Gazumping And Sealed Bids: What You Need To Know

Having an offer accepted and then later refused is one of the most frustrating things that can happen to you when buying a house.

But there are ways to reduce the risk of this happening; and this guide will show you how. After reading you'll know how a sealed bid can improve your chances of having your offer accepted.

What is gazumping?

Gazumping is when a seller goes back on an offer they had previously accepted, in favour of a higher, more recent offer.

Because estate agents are obliged by law to tell sellers about all offers made on their property, gazumping is a risk right up until contracts are exchanged.

It is deeply frustrating for buyers, especially if other costs have been paid and the wheels are in motion, but sadly there is no law against it.

Gazumping: what can be done?

If you are gazumped there are a few things to consider:

Firstly, if you are chain-free or in a position to buy outright, the opportunity this offers for a quick transaction may be convenient enough to sway the seller into accepting your slightly lower offer.

You might also consider offering more money if you are particularly attached to the property. It is possible that your higher offer will be successful, although be careful not to let emotion dictate your decision here. You don’t want to offer too much money and find yourself in tighter financial straits later on.

Another option is a sealed bid. This method is often used by sellers to decide who to sell to, especially if multiple buyers are interested.

In this situation, buyers are given the opportunity to formally submit an offer in writing to the estate agent within an agreed timeframe. The estate agent presents these to the seller, who then looks over them and decides which best fits their needs.

How does the seller decide which bid to accept?

Often the highest bid will be chosen, as the seller is ultimately looking to make the most money. This isn’t always the case, though. Sometimes they will be attracted by a combination of money and convenience, and the chance of a quick sale might help them knock a few thousand pounds off of the price.

You can also use your sealed bid letter to show the seller what makes you more favourable than other buyers. Mention things like whether you are chain-free, which we covered before, or if you are in a position to move very quickly, or even mention the emotional side of things and explain why the house is such a good fit for you.

You can also propose an exclusivity agreement. This is where you pay a fee to the seller for exclusive negotiating access for an agreed period of time.
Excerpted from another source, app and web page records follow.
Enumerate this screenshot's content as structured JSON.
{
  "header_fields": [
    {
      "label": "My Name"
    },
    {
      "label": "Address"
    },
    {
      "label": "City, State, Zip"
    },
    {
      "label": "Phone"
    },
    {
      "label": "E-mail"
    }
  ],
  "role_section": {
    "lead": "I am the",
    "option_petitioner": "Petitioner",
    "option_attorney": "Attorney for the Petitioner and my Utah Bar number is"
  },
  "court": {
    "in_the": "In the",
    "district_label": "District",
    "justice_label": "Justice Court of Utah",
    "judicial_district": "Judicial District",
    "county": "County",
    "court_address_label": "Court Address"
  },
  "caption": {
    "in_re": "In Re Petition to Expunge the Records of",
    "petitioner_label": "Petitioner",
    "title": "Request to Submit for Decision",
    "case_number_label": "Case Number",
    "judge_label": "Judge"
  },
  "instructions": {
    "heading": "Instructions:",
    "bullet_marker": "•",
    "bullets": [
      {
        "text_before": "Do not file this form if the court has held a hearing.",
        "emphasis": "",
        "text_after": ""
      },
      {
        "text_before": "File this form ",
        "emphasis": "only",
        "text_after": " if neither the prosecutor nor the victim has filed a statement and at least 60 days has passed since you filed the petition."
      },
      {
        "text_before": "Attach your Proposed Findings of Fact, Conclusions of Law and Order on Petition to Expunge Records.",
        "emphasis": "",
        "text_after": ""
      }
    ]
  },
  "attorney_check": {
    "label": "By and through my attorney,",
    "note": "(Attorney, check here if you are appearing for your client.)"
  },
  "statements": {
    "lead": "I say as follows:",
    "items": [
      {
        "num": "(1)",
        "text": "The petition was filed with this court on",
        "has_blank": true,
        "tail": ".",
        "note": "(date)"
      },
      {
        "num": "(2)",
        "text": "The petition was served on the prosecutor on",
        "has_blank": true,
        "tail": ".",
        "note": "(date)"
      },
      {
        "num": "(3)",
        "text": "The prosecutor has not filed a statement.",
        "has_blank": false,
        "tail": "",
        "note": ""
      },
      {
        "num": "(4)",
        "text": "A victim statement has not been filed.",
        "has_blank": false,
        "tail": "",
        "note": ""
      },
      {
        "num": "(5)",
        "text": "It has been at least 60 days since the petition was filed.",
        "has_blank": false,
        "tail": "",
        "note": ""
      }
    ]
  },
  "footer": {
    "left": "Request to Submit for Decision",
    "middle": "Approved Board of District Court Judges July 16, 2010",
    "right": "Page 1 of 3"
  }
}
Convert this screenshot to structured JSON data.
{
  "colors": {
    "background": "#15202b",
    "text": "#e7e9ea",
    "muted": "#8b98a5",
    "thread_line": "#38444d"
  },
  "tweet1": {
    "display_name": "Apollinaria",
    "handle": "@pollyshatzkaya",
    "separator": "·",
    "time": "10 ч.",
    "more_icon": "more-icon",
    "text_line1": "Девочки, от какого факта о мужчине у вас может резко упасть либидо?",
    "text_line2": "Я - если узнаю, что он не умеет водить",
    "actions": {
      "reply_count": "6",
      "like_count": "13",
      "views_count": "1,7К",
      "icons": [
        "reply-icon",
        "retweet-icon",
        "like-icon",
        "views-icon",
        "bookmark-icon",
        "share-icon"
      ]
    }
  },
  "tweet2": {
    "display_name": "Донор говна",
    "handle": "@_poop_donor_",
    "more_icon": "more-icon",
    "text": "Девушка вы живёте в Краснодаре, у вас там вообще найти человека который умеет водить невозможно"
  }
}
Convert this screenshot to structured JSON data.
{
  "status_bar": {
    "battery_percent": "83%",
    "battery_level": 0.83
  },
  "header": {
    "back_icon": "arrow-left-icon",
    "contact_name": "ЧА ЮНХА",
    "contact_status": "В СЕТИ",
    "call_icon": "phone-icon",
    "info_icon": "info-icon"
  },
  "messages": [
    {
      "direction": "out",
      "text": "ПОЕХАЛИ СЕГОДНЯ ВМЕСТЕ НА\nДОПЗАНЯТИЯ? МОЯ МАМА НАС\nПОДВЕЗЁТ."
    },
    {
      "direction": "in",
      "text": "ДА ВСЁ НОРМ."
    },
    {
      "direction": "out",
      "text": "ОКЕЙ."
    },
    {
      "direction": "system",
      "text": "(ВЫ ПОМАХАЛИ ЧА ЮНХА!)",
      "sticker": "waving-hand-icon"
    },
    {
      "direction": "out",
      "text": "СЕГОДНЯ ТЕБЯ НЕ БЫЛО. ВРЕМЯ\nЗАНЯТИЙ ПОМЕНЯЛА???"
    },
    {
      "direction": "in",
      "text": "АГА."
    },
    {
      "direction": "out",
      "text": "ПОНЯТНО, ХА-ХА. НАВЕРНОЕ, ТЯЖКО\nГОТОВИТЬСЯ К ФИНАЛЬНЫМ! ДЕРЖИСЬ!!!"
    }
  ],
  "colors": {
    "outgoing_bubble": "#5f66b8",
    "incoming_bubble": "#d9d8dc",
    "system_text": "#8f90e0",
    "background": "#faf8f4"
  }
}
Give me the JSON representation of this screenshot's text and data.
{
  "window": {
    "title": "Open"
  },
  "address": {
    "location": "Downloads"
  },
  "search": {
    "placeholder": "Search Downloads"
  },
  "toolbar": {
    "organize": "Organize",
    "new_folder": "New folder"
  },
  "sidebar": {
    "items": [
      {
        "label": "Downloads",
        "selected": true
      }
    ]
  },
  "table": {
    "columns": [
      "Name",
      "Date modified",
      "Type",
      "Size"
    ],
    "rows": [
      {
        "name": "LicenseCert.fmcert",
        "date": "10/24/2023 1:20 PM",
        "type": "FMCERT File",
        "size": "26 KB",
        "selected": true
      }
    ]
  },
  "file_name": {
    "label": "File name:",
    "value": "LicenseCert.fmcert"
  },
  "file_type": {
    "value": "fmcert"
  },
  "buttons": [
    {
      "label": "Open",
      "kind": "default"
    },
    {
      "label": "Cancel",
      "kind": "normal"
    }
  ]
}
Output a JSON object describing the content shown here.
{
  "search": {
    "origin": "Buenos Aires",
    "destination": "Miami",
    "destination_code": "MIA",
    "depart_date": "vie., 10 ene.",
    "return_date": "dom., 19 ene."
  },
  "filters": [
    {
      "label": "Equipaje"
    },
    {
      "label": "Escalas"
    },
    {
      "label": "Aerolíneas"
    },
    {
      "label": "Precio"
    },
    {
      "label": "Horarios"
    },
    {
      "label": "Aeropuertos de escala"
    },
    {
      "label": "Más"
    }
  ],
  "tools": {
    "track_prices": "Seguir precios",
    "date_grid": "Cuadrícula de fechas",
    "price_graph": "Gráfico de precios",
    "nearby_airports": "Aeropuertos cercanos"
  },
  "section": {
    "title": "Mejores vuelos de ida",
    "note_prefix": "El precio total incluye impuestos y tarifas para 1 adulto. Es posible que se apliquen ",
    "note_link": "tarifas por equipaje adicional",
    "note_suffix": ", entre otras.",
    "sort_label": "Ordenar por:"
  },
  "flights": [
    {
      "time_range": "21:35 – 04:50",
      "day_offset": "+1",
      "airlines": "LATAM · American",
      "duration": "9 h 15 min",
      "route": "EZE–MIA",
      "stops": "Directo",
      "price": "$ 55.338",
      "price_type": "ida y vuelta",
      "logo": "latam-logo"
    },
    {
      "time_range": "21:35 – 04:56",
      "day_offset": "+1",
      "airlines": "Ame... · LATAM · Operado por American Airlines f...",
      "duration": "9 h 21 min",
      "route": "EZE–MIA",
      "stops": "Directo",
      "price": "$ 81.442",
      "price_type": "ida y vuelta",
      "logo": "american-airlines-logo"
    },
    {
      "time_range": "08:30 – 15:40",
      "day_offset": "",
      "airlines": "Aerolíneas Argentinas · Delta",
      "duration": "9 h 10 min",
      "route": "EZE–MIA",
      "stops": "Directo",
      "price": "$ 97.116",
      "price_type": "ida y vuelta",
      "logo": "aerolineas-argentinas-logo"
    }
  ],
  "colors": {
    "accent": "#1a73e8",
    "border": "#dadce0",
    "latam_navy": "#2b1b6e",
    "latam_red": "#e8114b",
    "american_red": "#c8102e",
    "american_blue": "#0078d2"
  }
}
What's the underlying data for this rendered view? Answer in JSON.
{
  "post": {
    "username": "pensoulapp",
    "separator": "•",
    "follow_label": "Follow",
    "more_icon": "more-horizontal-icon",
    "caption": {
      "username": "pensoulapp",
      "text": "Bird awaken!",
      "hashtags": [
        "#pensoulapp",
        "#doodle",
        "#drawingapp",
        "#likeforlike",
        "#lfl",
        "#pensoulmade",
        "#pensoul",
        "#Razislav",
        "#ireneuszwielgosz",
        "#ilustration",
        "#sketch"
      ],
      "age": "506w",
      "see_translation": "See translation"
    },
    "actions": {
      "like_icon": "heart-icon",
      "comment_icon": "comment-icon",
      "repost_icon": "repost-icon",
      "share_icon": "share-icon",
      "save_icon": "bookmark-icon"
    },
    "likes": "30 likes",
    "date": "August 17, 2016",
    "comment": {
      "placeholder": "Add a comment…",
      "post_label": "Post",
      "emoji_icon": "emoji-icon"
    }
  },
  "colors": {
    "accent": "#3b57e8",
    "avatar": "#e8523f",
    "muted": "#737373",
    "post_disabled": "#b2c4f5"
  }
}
An exclusivity agreement improves the chances of an offer being accepted, but again, there is no legal obligation for the seller to honour what was discussed during this period.

Gazumping will always be a risk, but taking precautions and being aware of other options can help reduce the likelihood.